**EXERCISE OBJECTIVE**
Output the whole listing with nothing altered.

**THE INPUT**
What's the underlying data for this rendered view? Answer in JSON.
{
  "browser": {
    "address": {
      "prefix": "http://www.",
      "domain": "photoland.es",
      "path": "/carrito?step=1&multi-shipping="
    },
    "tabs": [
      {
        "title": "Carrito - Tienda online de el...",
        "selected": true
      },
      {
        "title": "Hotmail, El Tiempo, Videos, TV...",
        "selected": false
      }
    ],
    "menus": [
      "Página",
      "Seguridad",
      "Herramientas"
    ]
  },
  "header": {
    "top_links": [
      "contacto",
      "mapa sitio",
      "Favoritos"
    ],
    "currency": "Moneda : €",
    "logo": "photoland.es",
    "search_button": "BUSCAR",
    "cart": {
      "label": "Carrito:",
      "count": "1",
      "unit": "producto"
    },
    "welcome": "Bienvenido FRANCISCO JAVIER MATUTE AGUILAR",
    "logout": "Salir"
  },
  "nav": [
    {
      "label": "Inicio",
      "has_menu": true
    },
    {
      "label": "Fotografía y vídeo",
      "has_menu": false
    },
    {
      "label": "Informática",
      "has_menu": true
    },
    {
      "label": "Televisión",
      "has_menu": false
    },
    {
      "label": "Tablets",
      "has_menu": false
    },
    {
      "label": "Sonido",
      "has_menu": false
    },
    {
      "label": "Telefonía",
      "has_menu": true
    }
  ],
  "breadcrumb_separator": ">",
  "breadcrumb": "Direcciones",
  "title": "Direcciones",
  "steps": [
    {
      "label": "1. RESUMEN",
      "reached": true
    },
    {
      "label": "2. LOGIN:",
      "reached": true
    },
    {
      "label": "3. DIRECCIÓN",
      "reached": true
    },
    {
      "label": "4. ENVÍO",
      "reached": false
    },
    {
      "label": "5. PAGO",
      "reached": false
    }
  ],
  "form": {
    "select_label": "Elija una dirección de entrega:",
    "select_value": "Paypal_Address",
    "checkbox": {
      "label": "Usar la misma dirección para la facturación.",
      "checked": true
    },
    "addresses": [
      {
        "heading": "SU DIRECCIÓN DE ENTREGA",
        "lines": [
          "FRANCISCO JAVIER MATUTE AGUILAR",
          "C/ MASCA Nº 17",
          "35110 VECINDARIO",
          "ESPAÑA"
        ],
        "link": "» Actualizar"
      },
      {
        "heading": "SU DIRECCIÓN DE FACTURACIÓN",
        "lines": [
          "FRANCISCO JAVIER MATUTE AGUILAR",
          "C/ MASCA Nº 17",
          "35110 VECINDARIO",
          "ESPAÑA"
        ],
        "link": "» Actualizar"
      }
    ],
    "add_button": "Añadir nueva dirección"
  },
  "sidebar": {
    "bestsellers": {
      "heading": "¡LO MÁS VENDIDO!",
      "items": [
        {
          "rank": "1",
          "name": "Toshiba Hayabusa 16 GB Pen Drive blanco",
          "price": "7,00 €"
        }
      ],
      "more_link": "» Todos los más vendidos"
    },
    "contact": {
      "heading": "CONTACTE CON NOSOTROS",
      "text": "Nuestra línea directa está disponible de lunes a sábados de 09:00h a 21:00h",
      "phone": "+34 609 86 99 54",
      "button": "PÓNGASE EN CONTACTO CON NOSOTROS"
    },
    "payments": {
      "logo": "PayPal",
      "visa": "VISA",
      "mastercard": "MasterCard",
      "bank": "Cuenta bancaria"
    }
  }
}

**SOLUTION**
What's the underlying data for this rendered view? Answer in JSON.
{
  "browser": {
    "address": {
      "prefix": "http://www.",
      "domain": "photoland.es",
      "path": "/carrito?step=1&multi-shipping="
    },
    "tabs": [
      {
        "title": "Carrito - Tienda online de el...",
        "selected": true
      },
      {
        "title": "Hotmail, El Tiempo, Videos, TV...",
        "selected": false
      }
    ],
    "menus": [
      "Página",
      "Seguridad",
      "Herramientas"
    ]
  },
  "header": {
    "top_links": [
      "contacto",
      "mapa sitio",
      "Favoritos"
    ],
    "currency": "Moneda : €",
    "logo": "photoland.es",
    "search_button": "BUSCAR",
    "cart": {
      "label": "Carrito:",
      "count": "1",
      "unit": "producto"
    },
    "welcome": "Bienvenido FRANCISCO JAVIER MATUTE AGUILAR",
    "logout": "Salir"
  },
  "nav": [
    {
      "label": "Inicio",
      "has_menu": true
    },
    {
      "label": "Fotografía y vídeo",
      "has_menu": false
    },
    {
      "label": "Informática",
      "has_menu": true
    },
    {
      "label": "Televisión",
      "has_menu": false
    },
    {
      "label": "Tablets",
      "has_menu": false
    },
    {
      "label": "Sonido",
      "has_menu": false
    },
    {
      "label": "Telefonía",
      "has_menu": true
    }
  ],
  "breadcrumb_separator": ">",
  "breadcrumb": "Direcciones",
  "title": "Direcciones",
  "steps": [
    {
      "label": "1. RESUMEN",
      "reached": true
    },
    {
      "label": "2. LOGIN:",
      "reached": true
    },
    {
      "label": "3. DIRECCIÓN",
      "reached": true
    },
    {
      "label": "4. ENVÍO",
      "reached": false
    },
    {
      "label": "5. PAGO",
      "reached": false
    }
  ],
  "form": {
    "select_label": "Elija una dirección de entrega:",
    "select_value": "Paypal_Address",
    "checkbox": {
      "label": "Usar la misma dirección para la facturación.",
      "checked": true
    },
    "addresses": [
      {
        "heading": "SU DIRECCIÓN DE ENTREGA",
        "lines": [
          "FRANCISCO JAVIER MATUTE AGUILAR",
          "C/ MASCA Nº 17",
          "35110 VECINDARIO",
          "ESPAÑA"
        ],
        "link": "» Actualizar"
      },
      {
        "heading": "SU DIRECCIÓN DE FACTURACIÓN",
        "lines": [
          "FRANCISCO JAVIER MATUTE AGUILAR",
          "C/ MASCA Nº 17",
          "35110 VECINDARIO",
          "ESPAÑA"
        ],
        "link": "» Actualizar"
      }
    ],
    "add_button": "Añadir nueva dirección"
  },
  "sidebar": {
    "bestsellers": {
      "heading": "¡LO MÁS VENDIDO!",
      "items": [
        {
          "rank": "1",
          "name": "Toshiba Hayabusa 16 GB Pen Drive blanco",
          "price": "7,00 €"
        }
      ],
      "more_link": "» Todos los más vendidos"
    },
    "contact": {
      "heading": "CONTACTE CON NOSOTROS",
      "text": "Nuestra línea directa está disponible de lunes a sábados de 09:00h a 21:00h",
      "phone": "+34 609 86 99 54",
      "button": "PÓNGASE EN CONTACTO CON NOSOTROS"
    },
    "payments": {
      "logo": "PayPal",
      "visa": "VISA",
      "mastercard": "MasterCard",
      "bank": "Cuenta bancaria"
    }
  }
}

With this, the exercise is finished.